The horizons in Lego The Lord Of The Rings are often stunning. Soft focus and warm lighting combine to offer an impressionistic approximation of the vistas on show in Peter Jackson’s take on Middle-earth, and the skies grow increasingly portentous. Move your gaze to the foreground and characterful versions of familiar faces rendered in glossy plastic are there to greet you, ready to move you through Tolkien’s epic saga.
Travellers Tales has been looking to the horizons itself, throwing in several ideas from outside of the series’ time-honoured – now bordering on worn – gameplay template. Crafting makes its series debut, tied to a new collectible, Mithril blocks. There are quests. At long last, there’s a character selection wheel. And for the first time, the cutscenes are voiced by the film’s original actors, albeit through samples lifted straight from the trilogy. But like the skyline of Frodo’s journey, the ultimate destination beyond those hazy peaks is a desolate place of jagged edges, of beautiful things made twisted.

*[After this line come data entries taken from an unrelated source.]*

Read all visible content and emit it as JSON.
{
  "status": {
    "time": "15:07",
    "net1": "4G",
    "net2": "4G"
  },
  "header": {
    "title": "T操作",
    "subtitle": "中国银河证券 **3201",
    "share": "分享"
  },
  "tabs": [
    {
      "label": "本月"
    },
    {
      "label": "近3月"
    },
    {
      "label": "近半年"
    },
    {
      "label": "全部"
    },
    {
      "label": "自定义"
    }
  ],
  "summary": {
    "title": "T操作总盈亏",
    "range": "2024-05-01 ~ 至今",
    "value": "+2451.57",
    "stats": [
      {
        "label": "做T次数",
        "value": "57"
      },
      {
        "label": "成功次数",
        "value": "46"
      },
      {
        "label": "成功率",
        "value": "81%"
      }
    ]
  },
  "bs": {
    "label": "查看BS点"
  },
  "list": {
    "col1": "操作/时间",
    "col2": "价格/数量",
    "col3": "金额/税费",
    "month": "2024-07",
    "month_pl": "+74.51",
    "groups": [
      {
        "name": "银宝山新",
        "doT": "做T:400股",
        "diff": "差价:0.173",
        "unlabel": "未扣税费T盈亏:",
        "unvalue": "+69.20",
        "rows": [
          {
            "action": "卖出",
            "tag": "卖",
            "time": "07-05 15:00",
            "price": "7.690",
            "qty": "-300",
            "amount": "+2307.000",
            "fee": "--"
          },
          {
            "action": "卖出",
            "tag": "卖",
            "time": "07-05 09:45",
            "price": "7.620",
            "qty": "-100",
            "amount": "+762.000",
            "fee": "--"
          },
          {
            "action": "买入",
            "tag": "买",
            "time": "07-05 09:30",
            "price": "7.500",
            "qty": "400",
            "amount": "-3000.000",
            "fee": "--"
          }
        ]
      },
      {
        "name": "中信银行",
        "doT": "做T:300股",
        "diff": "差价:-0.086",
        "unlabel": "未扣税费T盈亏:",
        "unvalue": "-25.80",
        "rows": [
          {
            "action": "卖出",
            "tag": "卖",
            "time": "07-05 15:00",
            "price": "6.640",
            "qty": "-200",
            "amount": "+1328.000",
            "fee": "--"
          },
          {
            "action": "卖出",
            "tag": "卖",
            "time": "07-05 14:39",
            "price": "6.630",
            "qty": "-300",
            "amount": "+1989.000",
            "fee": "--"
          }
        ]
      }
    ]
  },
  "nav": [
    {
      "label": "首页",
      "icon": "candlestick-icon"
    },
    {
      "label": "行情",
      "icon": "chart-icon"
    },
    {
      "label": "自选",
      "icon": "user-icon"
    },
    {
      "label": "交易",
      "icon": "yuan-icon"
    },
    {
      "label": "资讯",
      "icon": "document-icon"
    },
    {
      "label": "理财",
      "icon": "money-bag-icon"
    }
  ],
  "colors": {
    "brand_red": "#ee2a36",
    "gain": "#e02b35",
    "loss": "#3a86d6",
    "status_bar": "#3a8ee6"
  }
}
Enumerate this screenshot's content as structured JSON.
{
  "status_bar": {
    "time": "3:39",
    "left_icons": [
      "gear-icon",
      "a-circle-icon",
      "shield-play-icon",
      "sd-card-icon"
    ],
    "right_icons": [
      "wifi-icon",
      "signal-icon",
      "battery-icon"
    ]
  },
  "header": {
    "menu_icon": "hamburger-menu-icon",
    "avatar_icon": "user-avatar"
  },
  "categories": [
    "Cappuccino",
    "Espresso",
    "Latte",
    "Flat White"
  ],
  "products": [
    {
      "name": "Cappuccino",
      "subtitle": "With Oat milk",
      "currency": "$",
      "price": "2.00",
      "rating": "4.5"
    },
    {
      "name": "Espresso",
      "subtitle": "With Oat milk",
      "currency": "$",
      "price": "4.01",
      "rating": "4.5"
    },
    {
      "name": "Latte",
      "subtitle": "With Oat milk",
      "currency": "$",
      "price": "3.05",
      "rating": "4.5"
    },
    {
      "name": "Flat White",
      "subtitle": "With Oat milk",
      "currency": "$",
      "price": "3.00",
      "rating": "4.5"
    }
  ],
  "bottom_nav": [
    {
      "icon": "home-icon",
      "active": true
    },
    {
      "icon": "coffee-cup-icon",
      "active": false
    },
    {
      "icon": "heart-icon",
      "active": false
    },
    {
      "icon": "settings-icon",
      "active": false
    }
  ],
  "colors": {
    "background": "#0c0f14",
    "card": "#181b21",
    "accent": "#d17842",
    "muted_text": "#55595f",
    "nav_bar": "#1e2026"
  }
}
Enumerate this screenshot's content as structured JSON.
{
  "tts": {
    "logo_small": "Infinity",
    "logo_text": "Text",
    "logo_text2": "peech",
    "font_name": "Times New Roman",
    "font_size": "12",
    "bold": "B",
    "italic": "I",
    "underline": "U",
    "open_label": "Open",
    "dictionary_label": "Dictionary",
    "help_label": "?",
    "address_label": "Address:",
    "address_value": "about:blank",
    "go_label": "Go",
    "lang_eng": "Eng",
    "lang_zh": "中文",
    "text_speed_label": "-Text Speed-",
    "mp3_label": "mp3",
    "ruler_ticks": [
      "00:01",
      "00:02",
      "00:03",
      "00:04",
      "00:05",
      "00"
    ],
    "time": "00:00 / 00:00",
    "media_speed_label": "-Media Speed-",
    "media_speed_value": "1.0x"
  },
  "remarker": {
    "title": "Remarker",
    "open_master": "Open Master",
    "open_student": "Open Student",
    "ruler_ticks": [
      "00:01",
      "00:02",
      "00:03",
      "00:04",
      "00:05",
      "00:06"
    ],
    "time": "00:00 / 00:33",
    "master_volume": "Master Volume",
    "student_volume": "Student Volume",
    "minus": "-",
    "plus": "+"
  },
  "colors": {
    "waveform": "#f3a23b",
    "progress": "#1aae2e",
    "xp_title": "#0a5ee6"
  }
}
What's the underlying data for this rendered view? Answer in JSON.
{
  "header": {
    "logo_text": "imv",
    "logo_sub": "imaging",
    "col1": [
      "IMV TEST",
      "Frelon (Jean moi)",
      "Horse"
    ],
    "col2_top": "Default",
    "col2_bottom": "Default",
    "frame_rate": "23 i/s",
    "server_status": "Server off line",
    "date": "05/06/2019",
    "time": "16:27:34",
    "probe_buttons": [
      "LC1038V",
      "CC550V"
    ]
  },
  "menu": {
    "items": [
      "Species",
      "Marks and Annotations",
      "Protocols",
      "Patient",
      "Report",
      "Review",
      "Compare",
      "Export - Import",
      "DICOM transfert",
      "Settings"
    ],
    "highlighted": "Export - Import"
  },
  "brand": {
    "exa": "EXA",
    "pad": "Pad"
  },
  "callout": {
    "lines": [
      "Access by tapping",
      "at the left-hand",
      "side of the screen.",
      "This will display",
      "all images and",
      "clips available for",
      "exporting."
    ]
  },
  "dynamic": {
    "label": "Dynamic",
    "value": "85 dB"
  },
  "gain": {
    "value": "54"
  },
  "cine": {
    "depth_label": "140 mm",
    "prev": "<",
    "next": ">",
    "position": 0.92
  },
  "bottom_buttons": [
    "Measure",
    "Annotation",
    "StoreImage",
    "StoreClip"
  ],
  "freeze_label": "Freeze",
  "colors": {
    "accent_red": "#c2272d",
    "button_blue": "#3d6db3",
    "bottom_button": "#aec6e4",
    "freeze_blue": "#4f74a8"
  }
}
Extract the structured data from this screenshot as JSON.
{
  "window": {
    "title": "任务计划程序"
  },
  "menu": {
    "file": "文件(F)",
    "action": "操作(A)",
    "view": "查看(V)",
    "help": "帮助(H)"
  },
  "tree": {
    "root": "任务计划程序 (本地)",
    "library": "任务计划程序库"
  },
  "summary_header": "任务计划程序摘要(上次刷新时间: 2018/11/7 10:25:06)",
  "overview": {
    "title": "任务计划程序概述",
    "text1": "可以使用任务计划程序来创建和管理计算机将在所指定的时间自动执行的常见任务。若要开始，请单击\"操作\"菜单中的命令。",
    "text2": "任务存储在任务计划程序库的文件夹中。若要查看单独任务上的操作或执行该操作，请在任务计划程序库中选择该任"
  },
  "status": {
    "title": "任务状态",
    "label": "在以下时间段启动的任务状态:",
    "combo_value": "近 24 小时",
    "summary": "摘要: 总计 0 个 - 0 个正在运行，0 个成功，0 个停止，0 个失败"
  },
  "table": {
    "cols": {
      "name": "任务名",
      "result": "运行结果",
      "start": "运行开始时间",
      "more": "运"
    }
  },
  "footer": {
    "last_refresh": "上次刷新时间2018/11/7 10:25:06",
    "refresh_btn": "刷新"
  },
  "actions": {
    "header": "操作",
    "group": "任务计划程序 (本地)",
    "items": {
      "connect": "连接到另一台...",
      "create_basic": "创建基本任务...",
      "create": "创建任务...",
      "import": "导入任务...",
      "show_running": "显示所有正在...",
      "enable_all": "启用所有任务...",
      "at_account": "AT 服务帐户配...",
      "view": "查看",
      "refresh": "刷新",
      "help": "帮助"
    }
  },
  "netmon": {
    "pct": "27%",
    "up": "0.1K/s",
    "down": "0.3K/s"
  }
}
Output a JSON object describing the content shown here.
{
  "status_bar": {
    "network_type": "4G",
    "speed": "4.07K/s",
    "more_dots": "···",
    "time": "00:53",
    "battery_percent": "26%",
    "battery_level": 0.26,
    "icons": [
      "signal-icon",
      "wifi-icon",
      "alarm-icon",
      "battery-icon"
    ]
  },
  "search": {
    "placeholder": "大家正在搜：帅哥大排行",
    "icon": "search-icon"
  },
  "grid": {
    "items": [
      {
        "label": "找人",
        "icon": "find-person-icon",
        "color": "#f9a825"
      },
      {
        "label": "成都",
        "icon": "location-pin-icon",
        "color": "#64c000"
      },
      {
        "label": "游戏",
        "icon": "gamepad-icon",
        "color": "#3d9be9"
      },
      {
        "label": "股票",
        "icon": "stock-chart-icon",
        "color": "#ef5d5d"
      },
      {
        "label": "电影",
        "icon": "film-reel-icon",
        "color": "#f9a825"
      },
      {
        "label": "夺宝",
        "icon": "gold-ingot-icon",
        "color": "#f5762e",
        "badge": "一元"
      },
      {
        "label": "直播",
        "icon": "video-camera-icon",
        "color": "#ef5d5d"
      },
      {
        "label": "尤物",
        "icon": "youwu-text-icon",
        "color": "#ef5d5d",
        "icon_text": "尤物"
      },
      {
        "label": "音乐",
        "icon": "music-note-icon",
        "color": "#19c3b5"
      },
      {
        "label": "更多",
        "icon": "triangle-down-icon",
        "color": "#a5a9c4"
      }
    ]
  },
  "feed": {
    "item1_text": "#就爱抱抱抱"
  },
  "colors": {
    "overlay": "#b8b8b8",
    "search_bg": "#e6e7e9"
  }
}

The voice acting is the most obviously jarring addition. The problem isn’t the sound itself, but in Traveller’s Tales’ continued reliance on the slapstick humour on which the series’ reputation has been built. It creates an uneasy tug of war in the cutscenes, one that no-one wins. The gravitas of the dialogue is frequently damaged by the hijinks and pratfalls, while the buffoonery seems less funny when backed by the graven tones of Sir Ian McKellen, or the mellifluous elvish of Liv Tyler. It’s like a Beastie Boys acapella laid over a Mozart symphony.
Equally discordant are the moments where you realise just how limply some of the new checklist of features have been implemented. Where epic battles were promised, what you get is areas walled in by static troops – rings in which to brawl, but hardly sweeping scale. The promised open world is a collectible-littered hub that links together the Lego games’ stock-in-trade, standalone levels. Your progress through story mode is also occasionally dictated by where the gaze of Sauron falls, enforcing a fairly linear approach. There are times during co-op when each player ends up following a different but concurrent strand of the story, which would be a nice touch if the cutscenes and showpiece moments from both threads didn’t keep taking over the entire screen. Confusingly, the UI and tips are still shared across your display as well.